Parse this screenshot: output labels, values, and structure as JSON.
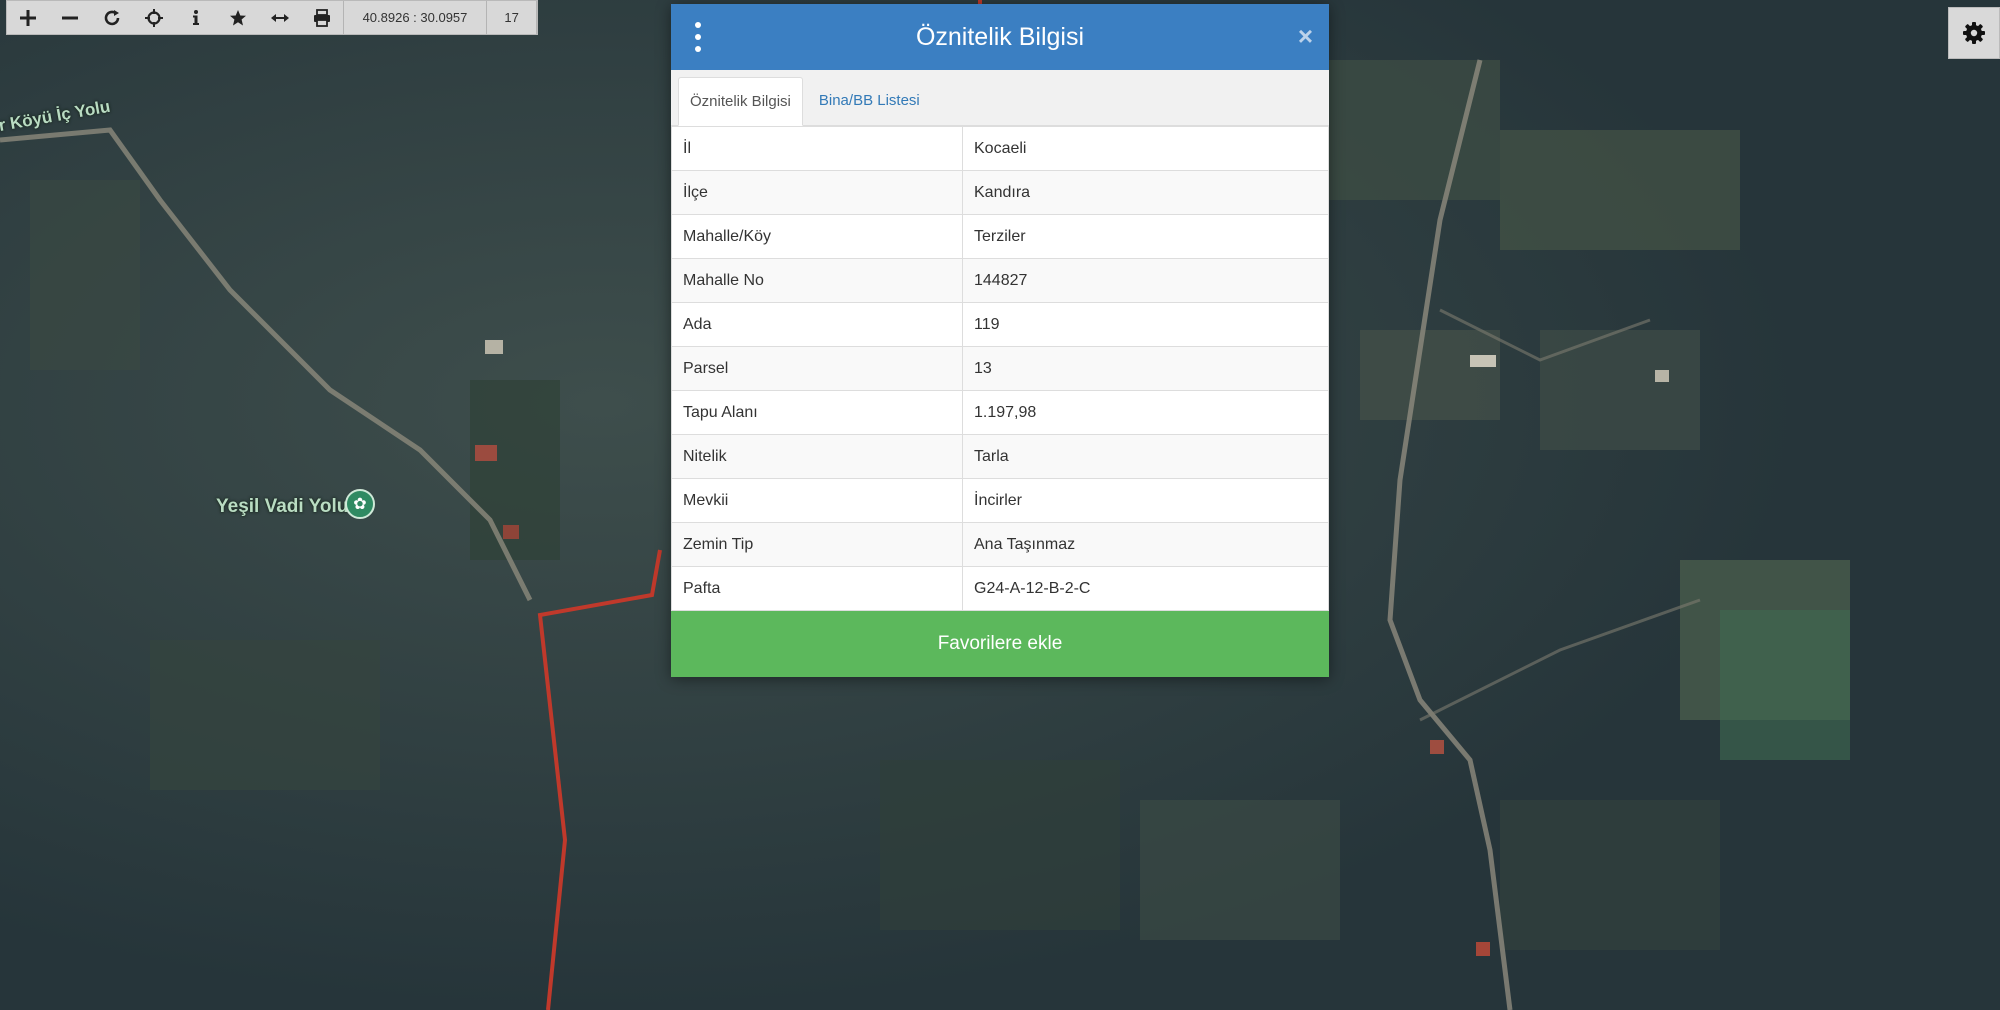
{
  "map": {
    "road_label": "er Köyü İç Yolu",
    "place_label": "Yeşil Vadi Yolu",
    "place_icon": "park-pin-icon"
  },
  "toolbar": {
    "buttons": [
      {
        "name": "zoom-in",
        "icon": "plus-icon"
      },
      {
        "name": "zoom-out",
        "icon": "minus-icon"
      },
      {
        "name": "refresh",
        "icon": "refresh-icon"
      },
      {
        "name": "locate",
        "icon": "crosshair-icon"
      },
      {
        "name": "info",
        "icon": "info-icon"
      },
      {
        "name": "favorite",
        "icon": "star-icon"
      },
      {
        "name": "measure",
        "icon": "horizontal-arrows-icon"
      },
      {
        "name": "print",
        "icon": "print-icon"
      }
    ],
    "coordinates": "40.8926 : 30.0957",
    "zoom_level": "17"
  },
  "settings": {
    "icon": "gear-icon"
  },
  "modal": {
    "title": "Öznitelik Bilgisi",
    "header_color": "#3b7fc2",
    "menu_icon": "vertical-dots-icon",
    "close_label": "×",
    "tabs": [
      {
        "label": "Öznitelik Bilgisi",
        "active": true
      },
      {
        "label": "Bina/BB Listesi",
        "active": false
      }
    ],
    "rows": [
      {
        "key": "İl",
        "value": "Kocaeli"
      },
      {
        "key": "İlçe",
        "value": "Kandıra"
      },
      {
        "key": "Mahalle/Köy",
        "value": "Terziler"
      },
      {
        "key": "Mahalle No",
        "value": "144827"
      },
      {
        "key": "Ada",
        "value": "119"
      },
      {
        "key": "Parsel",
        "value": "13"
      },
      {
        "key": "Tapu Alanı",
        "value": "1.197,98"
      },
      {
        "key": "Nitelik",
        "value": "Tarla"
      },
      {
        "key": "Mevkii",
        "value": "İncirler"
      },
      {
        "key": "Zemin Tip",
        "value": "Ana Taşınmaz"
      },
      {
        "key": "Pafta",
        "value": "G24-A-12-B-2-C"
      }
    ],
    "favorite_button": "Favorilere ekle",
    "favorite_color": "#5cb85c"
  }
}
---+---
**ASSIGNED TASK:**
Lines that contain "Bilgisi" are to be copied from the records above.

**RESPONSE BOX:**
    "title": "Öznitelik Bilgisi",
        "label": "Öznitelik Bilgisi",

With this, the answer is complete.